* Exercise *
The whole listing is to be restated, character for character.

* Data provided *

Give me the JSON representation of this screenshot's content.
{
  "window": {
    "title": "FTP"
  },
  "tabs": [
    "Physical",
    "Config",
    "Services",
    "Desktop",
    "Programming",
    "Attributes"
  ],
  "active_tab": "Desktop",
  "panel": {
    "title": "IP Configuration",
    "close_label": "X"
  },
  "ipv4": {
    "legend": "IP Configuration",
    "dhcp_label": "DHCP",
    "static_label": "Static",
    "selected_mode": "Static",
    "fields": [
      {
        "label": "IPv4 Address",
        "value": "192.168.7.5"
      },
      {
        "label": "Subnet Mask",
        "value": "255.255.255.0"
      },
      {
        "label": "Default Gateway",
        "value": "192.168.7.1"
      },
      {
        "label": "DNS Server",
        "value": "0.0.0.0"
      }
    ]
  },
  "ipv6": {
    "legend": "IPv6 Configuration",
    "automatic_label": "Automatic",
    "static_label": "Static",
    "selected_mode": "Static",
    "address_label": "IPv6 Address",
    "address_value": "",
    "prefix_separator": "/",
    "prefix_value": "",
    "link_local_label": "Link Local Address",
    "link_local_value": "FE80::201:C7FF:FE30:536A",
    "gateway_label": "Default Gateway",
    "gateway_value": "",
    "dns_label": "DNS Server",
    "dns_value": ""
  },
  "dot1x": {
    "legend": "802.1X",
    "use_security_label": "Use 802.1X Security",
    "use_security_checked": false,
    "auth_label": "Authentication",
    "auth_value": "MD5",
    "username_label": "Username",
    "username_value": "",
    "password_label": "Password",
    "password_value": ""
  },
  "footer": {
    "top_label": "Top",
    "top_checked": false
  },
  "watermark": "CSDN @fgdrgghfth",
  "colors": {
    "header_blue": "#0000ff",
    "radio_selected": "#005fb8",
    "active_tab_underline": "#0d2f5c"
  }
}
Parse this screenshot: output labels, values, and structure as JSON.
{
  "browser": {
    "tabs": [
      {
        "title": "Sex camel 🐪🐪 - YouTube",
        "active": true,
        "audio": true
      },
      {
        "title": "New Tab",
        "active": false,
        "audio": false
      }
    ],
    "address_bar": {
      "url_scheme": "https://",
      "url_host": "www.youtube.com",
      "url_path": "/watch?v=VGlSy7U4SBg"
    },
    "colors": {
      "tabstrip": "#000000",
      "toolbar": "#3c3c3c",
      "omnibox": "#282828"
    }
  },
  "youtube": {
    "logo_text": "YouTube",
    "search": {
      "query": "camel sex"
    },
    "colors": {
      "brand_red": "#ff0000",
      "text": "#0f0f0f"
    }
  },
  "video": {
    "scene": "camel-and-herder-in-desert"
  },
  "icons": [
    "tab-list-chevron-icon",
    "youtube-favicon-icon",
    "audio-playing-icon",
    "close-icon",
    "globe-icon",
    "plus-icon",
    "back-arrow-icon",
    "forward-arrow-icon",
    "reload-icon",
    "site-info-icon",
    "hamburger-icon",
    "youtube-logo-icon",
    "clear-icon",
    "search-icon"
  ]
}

* Response to this task *
Give me the JSON representation of this screenshot's content.
{
  "window": {
    "title": "FTP"
  },
  "tabs": [
    "Physical",
    "Config",
    "Services",
    "Desktop",
    "Programming",
    "Attributes"
  ],
  "active_tab": "Desktop",
  "panel": {
    "title": "IP Configuration",
    "close_label": "X"
  },
  "ipv4": {
    "legend": "IP Configuration",
    "dhcp_label": "DHCP",
    "static_label": "Static",
    "selected_mode": "Static",
    "fields": [
      {
        "label": "IPv4 Address",
        "value": "192.168.7.5"
      },
      {
        "label": "Subnet Mask",
        "value": "255.255.255.0"
      },
      {
        "label": "Default Gateway",
        "value": "192.168.7.1"
      },
      {
        "label": "DNS Server",
        "value": "0.0.0.0"
      }
    ]
  },
  "ipv6": {
    "legend": "IPv6 Configuration",
    "automatic_label": "Automatic",
    "static_label": "Static",
    "selected_mode": "Static",
    "address_label": "IPv6 Address",
    "address_value": "",
    "prefix_separator": "/",
    "prefix_value": "",
    "link_local_label": "Link Local Address",
    "link_local_value": "FE80::201:C7FF:FE30:536A",
    "gateway_label": "Default Gateway",
    "gateway_value": "",
    "dns_label": "DNS Server",
    "dns_value": ""
  },
  "dot1x": {
    "legend": "802.1X",
    "use_security_label": "Use 802.1X Security",
    "use_security_checked": false,
    "auth_label": "Authentication",
    "auth_value": "MD5",
    "username_label": "Username",
    "username_value": "",
    "password_label": "Password",
    "password_value": ""
  },
  "footer": {
    "top_label": "Top",
    "top_checked": false
  },
  "watermark": "CSDN @fgdrgghfth",
  "colors": {
    "header_blue": "#0000ff",
    "radio_selected": "#005fb8",
    "active_tab_underline": "#0d2f5c"
  }
}
Parse this screenshot: output labels, values, and structure as JSON.
{
  "browser": {
    "tabs": [
      {
        "title": "Sex camel 🐪🐪 - YouTube",
        "active": true,
        "audio": true
      },
      {
        "title": "New Tab",
        "active": false,
        "audio": false
      }
    ],
    "address_bar": {
      "url_scheme": "https://",
      "url_host": "www.youtube.com",
      "url_path": "/watch?v=VGlSy7U4SBg"
    },
    "colors": {
      "tabstrip": "#000000",
      "toolbar": "#3c3c3c",
      "omnibox": "#282828"
    }
  },
  "youtube": {
    "logo_text": "YouTube",
    "search": {
      "query": "camel sex"
    },
    "colors": {
      "brand_red": "#ff0000",
      "text": "#0f0f0f"
    }
  },
  "video": {
    "scene": "camel-and-herder-in-desert"
  },
  "icons": [
    "tab-list-chevron-icon",
    "youtube-favicon-icon",
    "audio-playing-icon",
    "close-icon",
    "globe-icon",
    "plus-icon",
    "back-arrow-icon",
    "forward-arrow-icon",
    "reload-icon",
    "site-info-icon",
    "hamburger-icon",
    "youtube-logo-icon",
    "clear-icon",
    "search-icon"
  ]
}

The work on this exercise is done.